On May 16, in the final hours of its 2014 session, the Missouri Legislature passed Senate Bill 716 (SB 716), a comprehensive bill amending several public health laws.
AAPA joins with the Missouri Academy of PAs (MOAPA) in being extremely disappointed the bill contains language authorizing the Missouri Board of Healing Arts to license medical school graduates who have not completed a residency as “assistant physicians,” practicing within the confines of a collaboration agreement with a physician and restricted to providing primary care services in rural and underserved areas.
The bill also states the federal government should consider assistant physicians practicing in Rural Health Clinics to be considered “physician assistants” for the purpose of Centers for Medicare & Medicaid regulations.
The governor has not signed the bill into law at this time.
AAPA and MOAPA strongly oppose the assistant physician title and concept.

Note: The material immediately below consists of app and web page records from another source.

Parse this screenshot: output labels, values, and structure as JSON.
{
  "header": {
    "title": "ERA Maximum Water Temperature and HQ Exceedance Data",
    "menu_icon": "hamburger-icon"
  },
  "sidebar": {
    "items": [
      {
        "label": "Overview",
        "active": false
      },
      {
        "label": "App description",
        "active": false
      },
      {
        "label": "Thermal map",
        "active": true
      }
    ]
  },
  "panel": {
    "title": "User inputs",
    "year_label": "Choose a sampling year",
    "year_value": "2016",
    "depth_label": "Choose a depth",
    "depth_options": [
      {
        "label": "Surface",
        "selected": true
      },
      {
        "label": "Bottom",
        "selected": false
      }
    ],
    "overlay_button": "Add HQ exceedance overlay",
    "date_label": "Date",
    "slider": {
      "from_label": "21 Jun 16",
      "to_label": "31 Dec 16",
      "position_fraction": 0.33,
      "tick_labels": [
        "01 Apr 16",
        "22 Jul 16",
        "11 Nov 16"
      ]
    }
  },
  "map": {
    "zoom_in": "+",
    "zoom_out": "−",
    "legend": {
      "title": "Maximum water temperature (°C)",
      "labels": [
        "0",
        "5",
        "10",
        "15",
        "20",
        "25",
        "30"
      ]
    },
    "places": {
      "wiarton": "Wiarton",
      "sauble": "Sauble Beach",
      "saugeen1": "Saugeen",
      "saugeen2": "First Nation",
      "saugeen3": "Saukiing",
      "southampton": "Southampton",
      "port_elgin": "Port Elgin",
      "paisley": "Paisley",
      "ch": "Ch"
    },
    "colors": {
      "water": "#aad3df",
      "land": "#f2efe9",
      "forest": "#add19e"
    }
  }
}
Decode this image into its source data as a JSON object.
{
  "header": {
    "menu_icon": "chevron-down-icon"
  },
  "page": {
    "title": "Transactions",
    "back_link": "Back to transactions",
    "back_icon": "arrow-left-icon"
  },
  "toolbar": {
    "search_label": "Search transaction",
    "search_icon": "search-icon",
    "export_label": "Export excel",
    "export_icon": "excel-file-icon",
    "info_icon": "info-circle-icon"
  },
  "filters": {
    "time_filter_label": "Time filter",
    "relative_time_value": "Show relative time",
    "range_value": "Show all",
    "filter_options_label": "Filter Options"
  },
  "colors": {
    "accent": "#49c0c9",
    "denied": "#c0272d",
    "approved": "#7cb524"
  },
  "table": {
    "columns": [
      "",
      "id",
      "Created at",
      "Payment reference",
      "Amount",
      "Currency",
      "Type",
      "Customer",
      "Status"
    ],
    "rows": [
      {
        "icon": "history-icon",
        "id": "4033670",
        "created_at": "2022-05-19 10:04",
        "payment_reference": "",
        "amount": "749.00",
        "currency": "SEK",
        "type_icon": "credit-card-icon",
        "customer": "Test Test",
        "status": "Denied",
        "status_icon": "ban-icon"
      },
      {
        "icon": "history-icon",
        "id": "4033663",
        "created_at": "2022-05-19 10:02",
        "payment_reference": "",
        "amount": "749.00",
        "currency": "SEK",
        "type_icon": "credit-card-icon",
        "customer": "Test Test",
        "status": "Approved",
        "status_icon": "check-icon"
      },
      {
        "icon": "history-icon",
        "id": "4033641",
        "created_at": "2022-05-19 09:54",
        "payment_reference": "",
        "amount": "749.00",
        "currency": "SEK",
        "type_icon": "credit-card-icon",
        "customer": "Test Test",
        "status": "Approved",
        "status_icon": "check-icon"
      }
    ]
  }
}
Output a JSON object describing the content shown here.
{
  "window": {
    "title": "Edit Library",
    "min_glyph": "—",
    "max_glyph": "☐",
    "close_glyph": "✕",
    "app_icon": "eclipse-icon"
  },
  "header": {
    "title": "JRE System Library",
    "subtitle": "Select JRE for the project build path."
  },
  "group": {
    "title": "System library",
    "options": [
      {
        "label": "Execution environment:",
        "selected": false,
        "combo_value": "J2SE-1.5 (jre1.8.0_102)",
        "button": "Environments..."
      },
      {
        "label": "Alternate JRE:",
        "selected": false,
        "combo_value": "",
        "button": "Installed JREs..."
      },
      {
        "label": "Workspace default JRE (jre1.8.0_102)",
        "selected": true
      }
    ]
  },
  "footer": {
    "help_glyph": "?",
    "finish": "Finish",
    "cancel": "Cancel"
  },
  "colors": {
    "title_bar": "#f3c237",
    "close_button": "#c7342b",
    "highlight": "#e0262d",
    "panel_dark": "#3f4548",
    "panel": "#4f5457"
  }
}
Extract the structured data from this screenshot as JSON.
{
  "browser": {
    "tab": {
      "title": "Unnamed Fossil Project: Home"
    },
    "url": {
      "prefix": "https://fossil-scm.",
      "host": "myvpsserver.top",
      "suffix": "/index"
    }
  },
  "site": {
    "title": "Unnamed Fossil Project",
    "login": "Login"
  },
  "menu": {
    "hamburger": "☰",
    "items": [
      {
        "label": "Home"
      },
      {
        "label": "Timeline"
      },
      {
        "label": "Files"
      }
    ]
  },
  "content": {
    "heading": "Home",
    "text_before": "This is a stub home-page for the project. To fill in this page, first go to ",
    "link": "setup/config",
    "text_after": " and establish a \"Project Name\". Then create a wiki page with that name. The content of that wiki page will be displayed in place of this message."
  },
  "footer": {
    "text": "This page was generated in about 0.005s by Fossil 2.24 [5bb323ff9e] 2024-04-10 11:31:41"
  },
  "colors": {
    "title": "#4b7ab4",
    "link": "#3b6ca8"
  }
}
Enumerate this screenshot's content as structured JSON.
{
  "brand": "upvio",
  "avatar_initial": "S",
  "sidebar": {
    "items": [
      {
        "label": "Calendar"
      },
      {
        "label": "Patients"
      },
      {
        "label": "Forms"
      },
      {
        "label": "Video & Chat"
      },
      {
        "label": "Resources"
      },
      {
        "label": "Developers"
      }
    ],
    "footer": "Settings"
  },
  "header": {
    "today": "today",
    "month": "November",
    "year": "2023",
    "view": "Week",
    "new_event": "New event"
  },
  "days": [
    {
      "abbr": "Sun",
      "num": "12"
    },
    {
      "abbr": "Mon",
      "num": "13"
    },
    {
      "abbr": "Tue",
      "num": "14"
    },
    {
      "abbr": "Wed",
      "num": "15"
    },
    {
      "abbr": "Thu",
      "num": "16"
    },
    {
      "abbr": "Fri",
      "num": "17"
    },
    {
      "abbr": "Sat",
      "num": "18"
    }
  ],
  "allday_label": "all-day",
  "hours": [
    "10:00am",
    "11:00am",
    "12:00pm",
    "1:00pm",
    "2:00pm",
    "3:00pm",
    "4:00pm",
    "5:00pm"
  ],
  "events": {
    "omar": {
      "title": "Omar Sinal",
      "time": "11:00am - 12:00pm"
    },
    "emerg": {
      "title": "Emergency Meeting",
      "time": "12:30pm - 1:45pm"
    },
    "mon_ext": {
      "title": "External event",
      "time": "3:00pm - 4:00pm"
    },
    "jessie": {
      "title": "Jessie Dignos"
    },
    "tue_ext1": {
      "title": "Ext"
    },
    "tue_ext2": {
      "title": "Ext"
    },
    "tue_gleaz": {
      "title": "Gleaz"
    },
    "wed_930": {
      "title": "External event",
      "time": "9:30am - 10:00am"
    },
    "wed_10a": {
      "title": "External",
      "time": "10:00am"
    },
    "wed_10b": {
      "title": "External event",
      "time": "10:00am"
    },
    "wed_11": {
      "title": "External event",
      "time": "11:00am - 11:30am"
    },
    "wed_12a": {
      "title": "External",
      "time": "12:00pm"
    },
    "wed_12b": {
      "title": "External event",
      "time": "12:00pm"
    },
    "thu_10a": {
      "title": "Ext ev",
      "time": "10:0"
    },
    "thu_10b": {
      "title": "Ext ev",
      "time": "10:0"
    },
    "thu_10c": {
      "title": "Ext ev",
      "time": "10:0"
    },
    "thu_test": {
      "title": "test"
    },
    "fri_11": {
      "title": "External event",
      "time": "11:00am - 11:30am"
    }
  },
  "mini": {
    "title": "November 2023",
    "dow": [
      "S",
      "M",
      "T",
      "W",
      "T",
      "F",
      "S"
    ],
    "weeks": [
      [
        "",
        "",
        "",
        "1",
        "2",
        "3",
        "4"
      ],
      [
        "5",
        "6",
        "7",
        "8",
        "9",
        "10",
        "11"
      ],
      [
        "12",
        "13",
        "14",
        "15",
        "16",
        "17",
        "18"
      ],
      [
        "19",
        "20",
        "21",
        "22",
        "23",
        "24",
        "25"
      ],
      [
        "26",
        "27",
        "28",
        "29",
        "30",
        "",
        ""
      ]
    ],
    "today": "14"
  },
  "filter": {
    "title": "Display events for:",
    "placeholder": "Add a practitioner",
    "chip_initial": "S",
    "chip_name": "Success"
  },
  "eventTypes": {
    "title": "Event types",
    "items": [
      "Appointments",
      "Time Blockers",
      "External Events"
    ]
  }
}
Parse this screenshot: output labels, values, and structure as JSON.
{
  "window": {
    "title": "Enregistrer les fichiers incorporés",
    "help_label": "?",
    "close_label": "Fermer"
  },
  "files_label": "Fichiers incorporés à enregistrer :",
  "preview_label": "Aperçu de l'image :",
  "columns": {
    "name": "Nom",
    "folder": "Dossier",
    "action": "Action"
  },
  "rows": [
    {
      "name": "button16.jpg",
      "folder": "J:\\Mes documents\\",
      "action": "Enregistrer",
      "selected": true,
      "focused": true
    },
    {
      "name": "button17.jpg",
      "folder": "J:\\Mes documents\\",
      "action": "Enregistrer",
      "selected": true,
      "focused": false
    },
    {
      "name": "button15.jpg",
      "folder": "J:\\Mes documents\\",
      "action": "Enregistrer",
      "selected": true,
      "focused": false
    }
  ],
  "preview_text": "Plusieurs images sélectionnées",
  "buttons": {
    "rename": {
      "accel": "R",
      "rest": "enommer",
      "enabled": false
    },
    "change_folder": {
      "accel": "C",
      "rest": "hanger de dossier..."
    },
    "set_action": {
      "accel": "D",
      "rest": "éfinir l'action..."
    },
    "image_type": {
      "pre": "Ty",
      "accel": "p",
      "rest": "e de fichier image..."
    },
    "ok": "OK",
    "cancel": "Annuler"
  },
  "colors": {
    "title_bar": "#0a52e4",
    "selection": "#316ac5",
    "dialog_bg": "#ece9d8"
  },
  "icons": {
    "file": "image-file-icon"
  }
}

The language has the potential to jeopardize PA practice and confuse patients, health systems and other providers. It is unfortunate that the Missouri State Medical Association and the Missouri Association of Osteopathic Physicians and Surgeons did not take into account these negative ramifications when they supported it.
Both AAPA and MOAPA were actively engaged in opposing this language since its proposal in a standalone bill (HB 1842). All our trusted sources, both inside and outside of the Missouri Legislature, had concluded the bill was not going anywhere during this legislative session.
However, in the final week of session, it was inexplicably and suddenly incorporated into a larger bill (SB 716) with broader, positive public health provisions that resulted in its passage, even though AAPA and MOAPA continued to express opposition to the assistant physician language.
AAPA and MOAPA are working together and pursuing all avenues to reverse this action. Our efforts include:
- Considering whether to seek a veto of the bill by the governor
- Working with other medical organizations and consumer groups to oppose this provision
- Writing opinion editorials to educate patients and providers in Missouri
- Working with the relevant state and federal regulatory agencies to present the difficulties in implementing this provision
The 2014 Missouri legislative session had been extremely positive for the PA profession until the passage of the negative provisions in SB 716. Due to the strong advocacy of MOAPA and AAPA working in partnership, legislation was passed to authorize PAs to enroll as Medicaid providers, a key step in helping to improve access to care for underserved Missourians.